> _THE TASK_:
For each line below that holds the word "icon", make a copy.
*** Opening of RECORDS FOR THE EXERCISE ***
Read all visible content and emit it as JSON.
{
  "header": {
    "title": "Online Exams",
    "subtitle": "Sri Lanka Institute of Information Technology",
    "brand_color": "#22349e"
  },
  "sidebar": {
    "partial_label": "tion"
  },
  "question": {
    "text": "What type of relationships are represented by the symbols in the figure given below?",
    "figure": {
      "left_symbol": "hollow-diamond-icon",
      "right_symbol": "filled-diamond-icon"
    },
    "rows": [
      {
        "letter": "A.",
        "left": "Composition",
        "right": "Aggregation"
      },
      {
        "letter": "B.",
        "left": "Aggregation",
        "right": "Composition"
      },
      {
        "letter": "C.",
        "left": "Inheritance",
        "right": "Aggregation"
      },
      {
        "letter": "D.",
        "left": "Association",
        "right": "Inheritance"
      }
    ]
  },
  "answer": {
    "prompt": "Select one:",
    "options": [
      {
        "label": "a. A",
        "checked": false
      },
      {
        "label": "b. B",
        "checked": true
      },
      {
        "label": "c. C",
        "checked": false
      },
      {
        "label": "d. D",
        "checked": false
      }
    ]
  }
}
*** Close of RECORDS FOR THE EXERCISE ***
> _TASK OUTPUT_:
      "left_symbol": "hollow-diamond-icon",
      "right_symbol": "filled-diamond-icon"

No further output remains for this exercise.